→ **YOUR INSTRUCTIONS**: Wherever a picture appears in the data below, omit it, and restate everything else word for word.

→ **DATA UNDER STUDY**:

####################

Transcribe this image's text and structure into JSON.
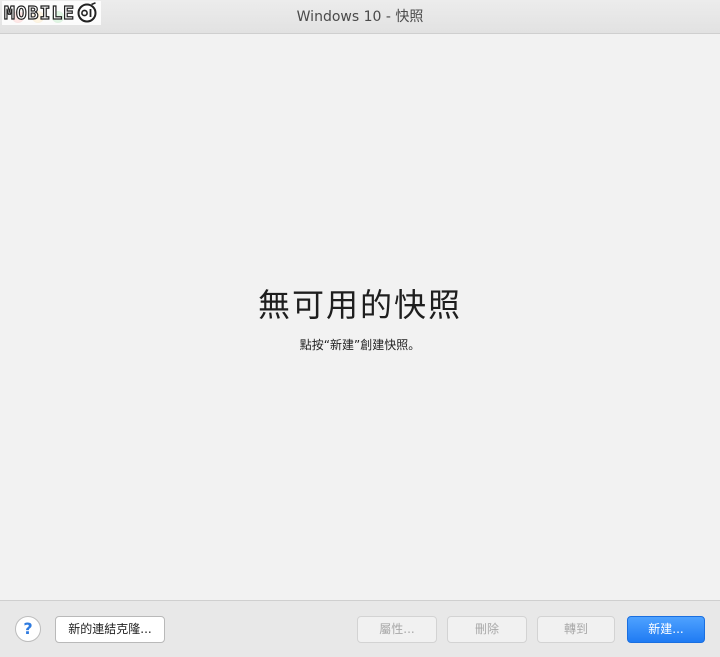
{
  "window": {
    "title": "Windows 10 - 快照"
  },
  "watermark": {
    "text": "MOBILE",
    "logo_icon": "mobile01-logo-icon"
  },
  "empty_state": {
    "title": "無可用的快照",
    "subtitle": "點按“新建”創建快照。"
  },
  "footer": {
    "help_label": "?",
    "clone_label": "新的連結克隆...",
    "properties_label": "屬性...",
    "delete_label": "刪除",
    "goto_label": "轉到",
    "create_label": "新建..."
  },
  "colors": {
    "close": "#fc605b",
    "minimize": "#fdbc40",
    "zoom": "#34c84a",
    "accent": "#1f7bf3"
  }
}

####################

→ **OUTPUT FOR THIS TASK**:
Transcribe this image's text and structure into JSON.
{
  "window": {
    "title": "Windows 10 - 快照"
  },
  "watermark": {
    "text": "MOBILE",
    "logo_icon": "mobile01-logo-icon"
  },
  "empty_state": {
    "title": "無可用的快照",
    "subtitle": "點按“新建”創建快照。"
  },
  "footer": {
    "help_label": "?",
    "clone_label": "新的連結克隆...",
    "properties_label": "屬性...",
    "delete_label": "刪除",
    "goto_label": "轉到",
    "create_label": "新建..."
  },
  "colors": {
    "close": "#fc605b",
    "minimize": "#fdbc40",
    "zoom": "#34c84a",
    "accent": "#1f7bf3"
  }
}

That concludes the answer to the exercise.